These documents must be available to intended users of this publication.
These documents contain relevant supplemental information.
DA Form 2028, Recommended Changes to Publication and Blank Forms
FM 2-22.3, Human Intelligence Collector Operations, 6 September 2006
FM 3-05.40, Civil Affairs Operations, 29 September 2006
FM 3-24, Counterinsurgency, 15 December 2006
FM 27-10, The Law of Land Warfare, 18 July 1956
GTA 31-01-003, Detachment Mission Planning Guide, 1 March 2006
JP 1-02, Department of Defense Dictionary of Military and Associated Terms, 12 April 2001
JP 3-05, Doctrine for Joint Special Operations, 17 December 2003
JP 3-24, Counterinsurgency Operations, 5 October 2009
United States Codes are available at http://www.gpoaccess.gov/uscode/index.html.
DODD 3000.07, Irregular Warfare, 1 December 2008
30 November 2010 TC 18-01 Index-1
advanced operations base
(AOB), 3-2, 3-13
area command, 2-13, 2-17,
3-11, 3-12, 3-14
area complex, 2-13, 2-15
through 2-18, 3-5, 3-14
auxiliary, 2-8 through 2-11,
Civil Affairs operations (CAO),
civil-military operations (CMO),
1-10, 3-8, 3-9
clandestine resistance, 2-3
feasibility assessment, 1-6, 3-3,
assistance (FHA), 3-8, 3-9
general war, 1-7
Geneva Conventions, 3-16
government-in-exile, 2-12, 2-13
guerrilla base, 2-14, 2-15, 2-17,
guerrilla warfare, 1-1, 2-6, 2-12,
guerrillas, 2-8, 2-11, 2-18, A-5,
humanitarian assistance (HA),
1-10, 3-15, 3-21
ideology, 1-5, 2-4, 2-5
indigenous government, 2-1,
inner security zone, 2-13, 2-14
insurgency, 1-1 through 1-4,
2-1, 2-3 through 2-8, 2-10
through 2-13, 2-19, 3-2, 3-6,
intelligence preparation of the
(IPOE), 1-10, 3-2, 3-8, 3-9
international law, 3-15 through
joint special operations task
force (JSOTF), 3-10, 3-11,
legal, 1-6, 2-7, 2-8, 3-14
through 3-21, A-3
limited war, 1-8
logistics, 1-9, 2-7 through 2-9,
2-13, 2-16 through 2-19, 3-2,
3-6, 3-12, 3-13, C-2

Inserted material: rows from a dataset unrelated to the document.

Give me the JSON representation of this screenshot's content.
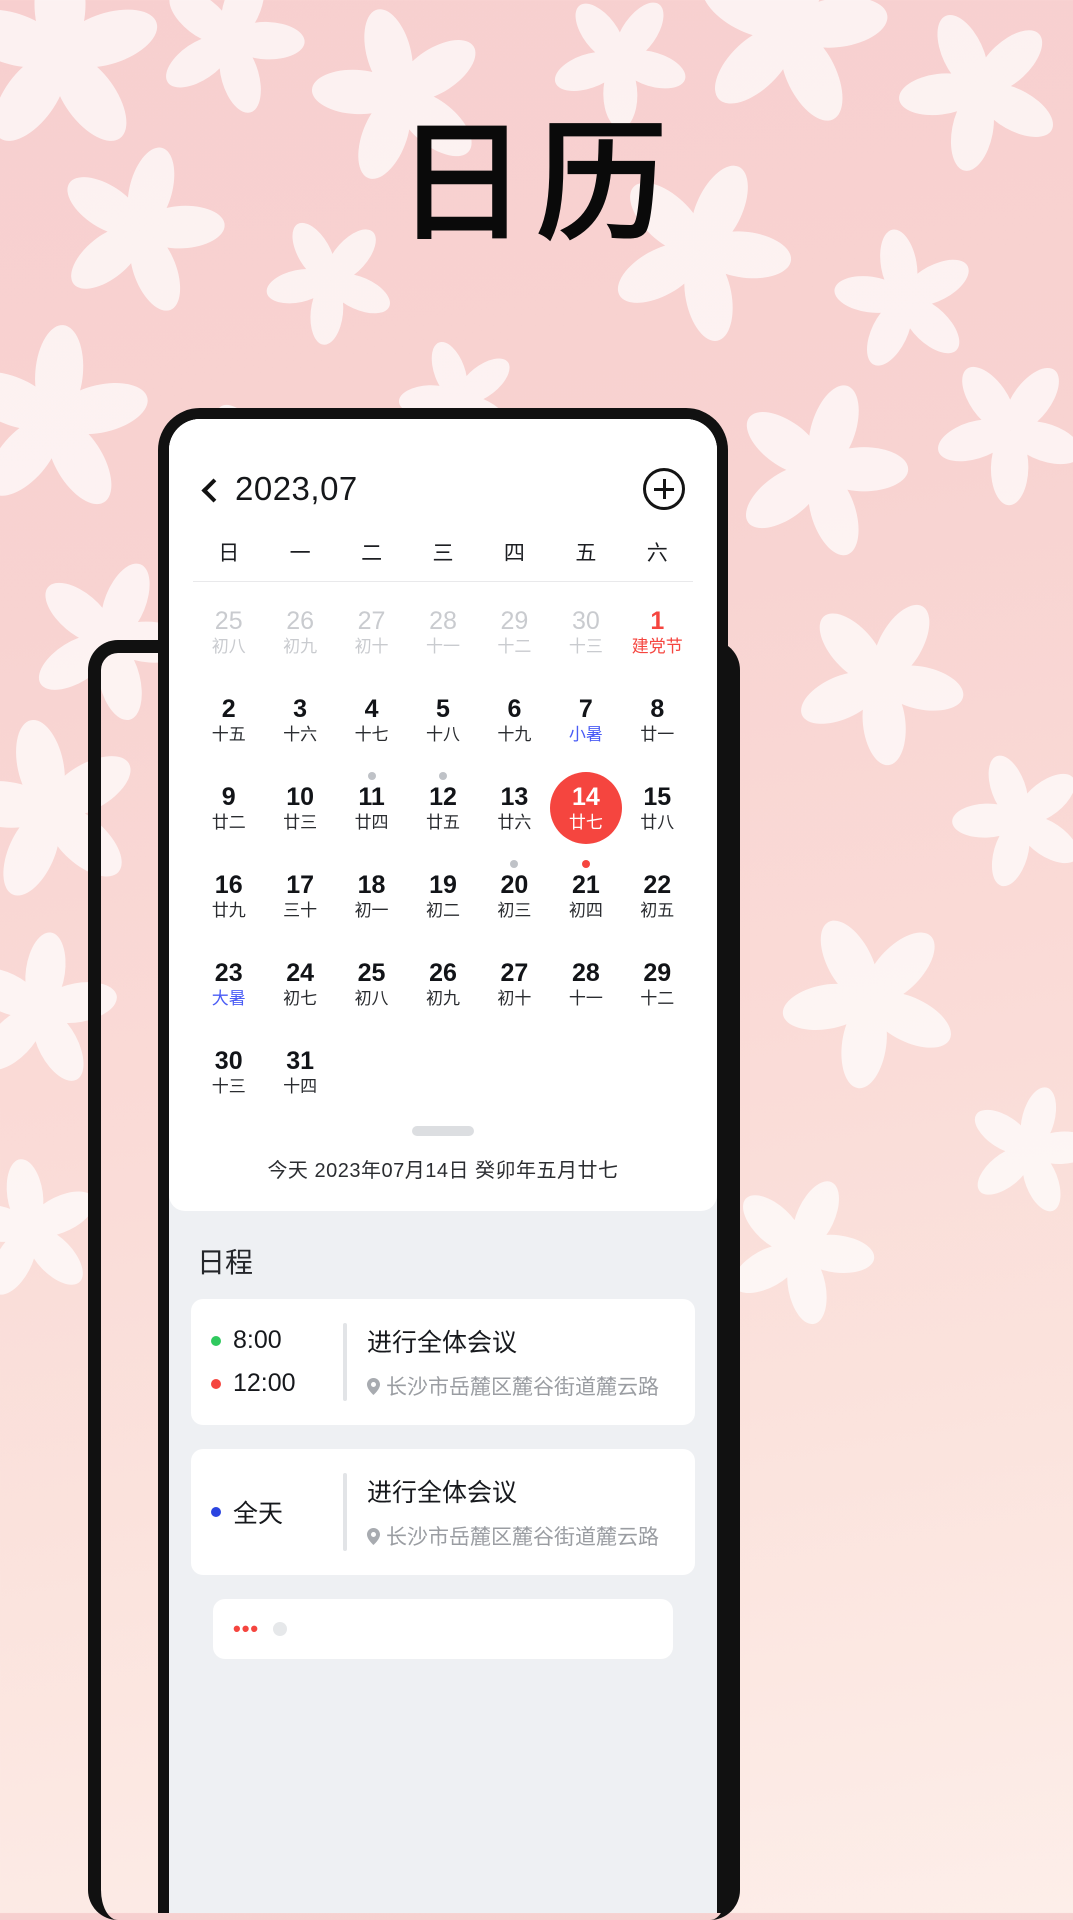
{
  "page": {
    "title": "日历",
    "background_start": "#f7cfcf",
    "background_end": "#fdeee9"
  },
  "calendar": {
    "back_icon": "chevron-left-icon",
    "month_label": "2023,07",
    "add_icon": "plus-circle-icon",
    "weekdays": [
      "日",
      "一",
      "二",
      "三",
      "四",
      "五",
      "六"
    ],
    "accent_color": "#f5453f",
    "term_color": "#4a5cf5",
    "weeks": [
      [
        {
          "num": "25",
          "lunar": "初八",
          "state": "out"
        },
        {
          "num": "26",
          "lunar": "初九",
          "state": "out"
        },
        {
          "num": "27",
          "lunar": "初十",
          "state": "out"
        },
        {
          "num": "28",
          "lunar": "十一",
          "state": "out"
        },
        {
          "num": "29",
          "lunar": "十二",
          "state": "out"
        },
        {
          "num": "30",
          "lunar": "十三",
          "state": "out"
        },
        {
          "num": "1",
          "lunar": "建党节",
          "state": "holiday"
        }
      ],
      [
        {
          "num": "2",
          "lunar": "十五",
          "state": "normal"
        },
        {
          "num": "3",
          "lunar": "十六",
          "state": "normal"
        },
        {
          "num": "4",
          "lunar": "十七",
          "state": "normal"
        },
        {
          "num": "5",
          "lunar": "十八",
          "state": "normal"
        },
        {
          "num": "6",
          "lunar": "十九",
          "state": "normal"
        },
        {
          "num": "7",
          "lunar": "小暑",
          "state": "term"
        },
        {
          "num": "8",
          "lunar": "廿一",
          "state": "normal"
        }
      ],
      [
        {
          "num": "9",
          "lunar": "廿二",
          "state": "normal"
        },
        {
          "num": "10",
          "lunar": "廿三",
          "state": "normal"
        },
        {
          "num": "11",
          "lunar": "廿四",
          "state": "normal",
          "mark": "grey"
        },
        {
          "num": "12",
          "lunar": "廿五",
          "state": "normal",
          "mark": "grey"
        },
        {
          "num": "13",
          "lunar": "廿六",
          "state": "normal"
        },
        {
          "num": "14",
          "lunar": "廿七",
          "state": "selected"
        },
        {
          "num": "15",
          "lunar": "廿八",
          "state": "normal"
        }
      ],
      [
        {
          "num": "16",
          "lunar": "廿九",
          "state": "normal"
        },
        {
          "num": "17",
          "lunar": "三十",
          "state": "normal"
        },
        {
          "num": "18",
          "lunar": "初一",
          "state": "normal"
        },
        {
          "num": "19",
          "lunar": "初二",
          "state": "normal"
        },
        {
          "num": "20",
          "lunar": "初三",
          "state": "normal",
          "mark": "grey"
        },
        {
          "num": "21",
          "lunar": "初四",
          "state": "normal",
          "mark": "red"
        },
        {
          "num": "22",
          "lunar": "初五",
          "state": "normal"
        }
      ],
      [
        {
          "num": "23",
          "lunar": "大暑",
          "state": "term"
        },
        {
          "num": "24",
          "lunar": "初七",
          "state": "normal"
        },
        {
          "num": "25",
          "lunar": "初八",
          "state": "normal"
        },
        {
          "num": "26",
          "lunar": "初九",
          "state": "normal"
        },
        {
          "num": "27",
          "lunar": "初十",
          "state": "normal"
        },
        {
          "num": "28",
          "lunar": "十一",
          "state": "normal"
        },
        {
          "num": "29",
          "lunar": "十二",
          "state": "normal"
        }
      ],
      [
        {
          "num": "30",
          "lunar": "十三",
          "state": "normal"
        },
        {
          "num": "31",
          "lunar": "十四",
          "state": "normal"
        },
        {
          "num": "",
          "lunar": "",
          "state": "empty"
        },
        {
          "num": "",
          "lunar": "",
          "state": "empty"
        },
        {
          "num": "",
          "lunar": "",
          "state": "empty"
        },
        {
          "num": "",
          "lunar": "",
          "state": "empty"
        },
        {
          "num": "",
          "lunar": "",
          "state": "empty"
        }
      ]
    ],
    "today_line": "今天 2023年07月14日  癸卯年五月廿七"
  },
  "schedule": {
    "title": "日程",
    "events": [
      {
        "times": [
          {
            "label": "8:00",
            "dot_color": "#2fc95e"
          },
          {
            "label": "12:00",
            "dot_color": "#f5453f"
          }
        ],
        "title": "进行全体会议",
        "location_icon": "map-pin-icon",
        "location": "长沙市岳麓区麓谷街道麓云路"
      },
      {
        "times": [
          {
            "label": "全天",
            "dot_color": "#2b44e0"
          }
        ],
        "title": "进行全体会议",
        "location_icon": "map-pin-icon",
        "location": "长沙市岳麓区麓谷街道麓云路"
      }
    ]
  }
}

medical support, 2-17, 2-18
Military Information Support
operations (MISO), iv, 1-10,
3-1, 3-6, 3-8
outer security zone, 2-13, 2-15
overt resistance, 2-3

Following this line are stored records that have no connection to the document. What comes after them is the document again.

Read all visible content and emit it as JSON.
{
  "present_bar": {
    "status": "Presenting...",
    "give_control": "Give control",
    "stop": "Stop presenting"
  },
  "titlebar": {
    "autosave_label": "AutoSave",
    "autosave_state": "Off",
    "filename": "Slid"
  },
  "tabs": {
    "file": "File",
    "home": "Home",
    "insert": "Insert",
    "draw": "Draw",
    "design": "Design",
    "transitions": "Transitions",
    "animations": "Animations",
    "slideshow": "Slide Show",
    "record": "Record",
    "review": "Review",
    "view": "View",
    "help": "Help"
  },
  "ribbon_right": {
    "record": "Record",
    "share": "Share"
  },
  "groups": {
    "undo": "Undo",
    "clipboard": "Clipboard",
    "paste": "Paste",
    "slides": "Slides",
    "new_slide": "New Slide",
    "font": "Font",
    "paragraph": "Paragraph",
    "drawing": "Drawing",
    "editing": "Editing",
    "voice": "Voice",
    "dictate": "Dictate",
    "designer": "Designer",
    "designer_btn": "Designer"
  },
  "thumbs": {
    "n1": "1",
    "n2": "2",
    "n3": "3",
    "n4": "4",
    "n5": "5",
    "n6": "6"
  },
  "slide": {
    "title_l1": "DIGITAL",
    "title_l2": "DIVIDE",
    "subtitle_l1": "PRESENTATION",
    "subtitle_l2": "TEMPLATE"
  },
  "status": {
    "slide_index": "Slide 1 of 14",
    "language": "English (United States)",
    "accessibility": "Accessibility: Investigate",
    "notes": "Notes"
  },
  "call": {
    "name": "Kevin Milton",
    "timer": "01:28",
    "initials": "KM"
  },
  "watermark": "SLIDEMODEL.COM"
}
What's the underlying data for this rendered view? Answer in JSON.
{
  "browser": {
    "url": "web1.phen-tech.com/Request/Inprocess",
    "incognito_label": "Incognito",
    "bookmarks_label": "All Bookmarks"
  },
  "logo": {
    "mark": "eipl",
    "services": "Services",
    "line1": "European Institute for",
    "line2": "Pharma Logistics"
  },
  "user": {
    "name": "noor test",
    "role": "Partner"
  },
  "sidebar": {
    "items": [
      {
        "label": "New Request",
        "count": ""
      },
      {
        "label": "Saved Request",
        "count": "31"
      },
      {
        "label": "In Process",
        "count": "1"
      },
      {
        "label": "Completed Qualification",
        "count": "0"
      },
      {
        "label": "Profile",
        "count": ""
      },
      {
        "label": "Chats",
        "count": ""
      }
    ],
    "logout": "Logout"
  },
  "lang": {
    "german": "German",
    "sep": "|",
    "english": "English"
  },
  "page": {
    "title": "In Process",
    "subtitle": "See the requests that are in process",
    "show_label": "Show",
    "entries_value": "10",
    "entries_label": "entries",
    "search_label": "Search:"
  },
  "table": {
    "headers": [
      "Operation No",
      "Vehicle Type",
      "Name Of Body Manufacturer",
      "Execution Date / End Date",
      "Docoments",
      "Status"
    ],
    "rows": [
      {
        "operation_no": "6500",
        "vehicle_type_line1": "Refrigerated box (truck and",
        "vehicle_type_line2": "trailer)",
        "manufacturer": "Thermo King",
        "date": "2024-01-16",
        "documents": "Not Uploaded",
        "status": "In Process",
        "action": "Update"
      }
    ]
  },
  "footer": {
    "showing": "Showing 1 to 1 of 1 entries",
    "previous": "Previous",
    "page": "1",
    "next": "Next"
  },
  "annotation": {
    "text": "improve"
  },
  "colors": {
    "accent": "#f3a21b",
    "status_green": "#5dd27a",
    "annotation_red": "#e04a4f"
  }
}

packaging, 3-10, 3-13, D-2,
D-3, D-8, D-9, D-12
parallel cells, 2-10
phases of unconventional
warfare (UW), 1-9
pilot team, 3-3, 3-9

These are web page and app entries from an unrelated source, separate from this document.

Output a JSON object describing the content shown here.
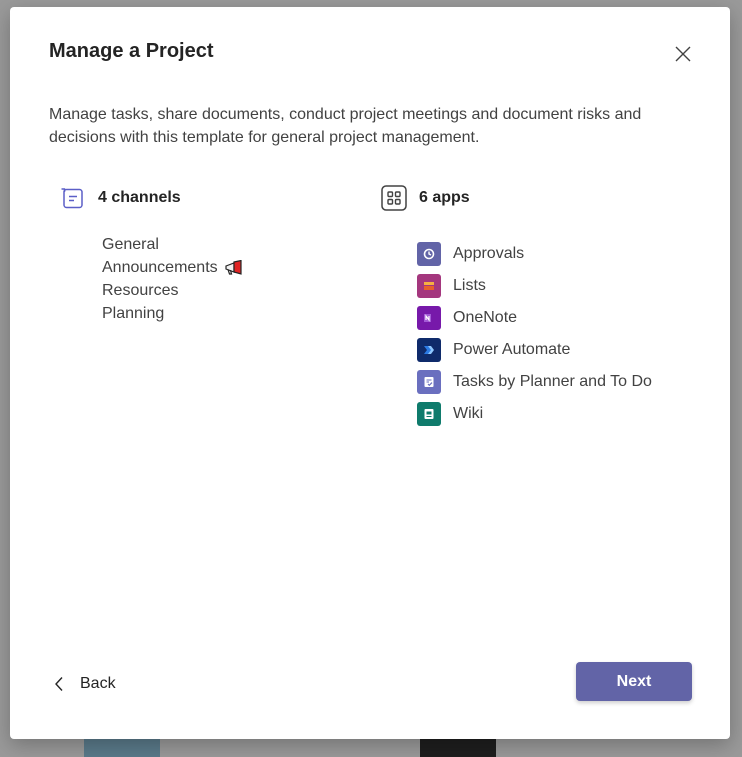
{
  "dialog": {
    "title": "Manage a Project",
    "description": "Manage tasks, share documents, conduct project meetings and document risks and decisions with this template for general project management."
  },
  "channels": {
    "heading": "4 channels",
    "items": [
      {
        "label": "General"
      },
      {
        "label": "Announcements",
        "icon": "megaphone-icon"
      },
      {
        "label": "Resources"
      },
      {
        "label": "Planning"
      }
    ]
  },
  "apps": {
    "heading": "6 apps",
    "items": [
      {
        "label": "Approvals",
        "icon": "approvals-icon",
        "color": "#6264a7"
      },
      {
        "label": "Lists",
        "icon": "lists-icon",
        "color": "#a4377e"
      },
      {
        "label": "OneNote",
        "icon": "onenote-icon",
        "color": "#7719aa"
      },
      {
        "label": "Power Automate",
        "icon": "power-automate-icon",
        "color": "#0f2b6b"
      },
      {
        "label": "Tasks by Planner and To Do",
        "icon": "tasks-icon",
        "color": "#6a6fbf"
      },
      {
        "label": "Wiki",
        "icon": "wiki-icon",
        "color": "#0f7b6c"
      }
    ]
  },
  "footer": {
    "back_label": "Back",
    "next_label": "Next"
  },
  "colors": {
    "accent": "#6264a7",
    "overlay": "#8a8a8a"
  }
}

primary cell, 2-10
propaganda, 2-5, 2-6, 2-10,
shadow government, 2-12
shaping, 1-3, 3-2
special operations task force
(SOTF), 3-1, 3-2, 3-10, 3-11,
Title 10, 3-15, 3-16
transition, 1-10, 2-6, 2-10, 3-7,
underground, 2-8, A-5
30 November 2010
By Order of the Secretary of the Army:
GEORGE W. CASEY, JR.
General, United States Army
Chief of Staff
JOYCE E. MORROW
Administrative Assistant to the
Secretary of the Army
Active Army, Army National Guard, and United States Army Reserve: Not to be distributed;
electronic media only.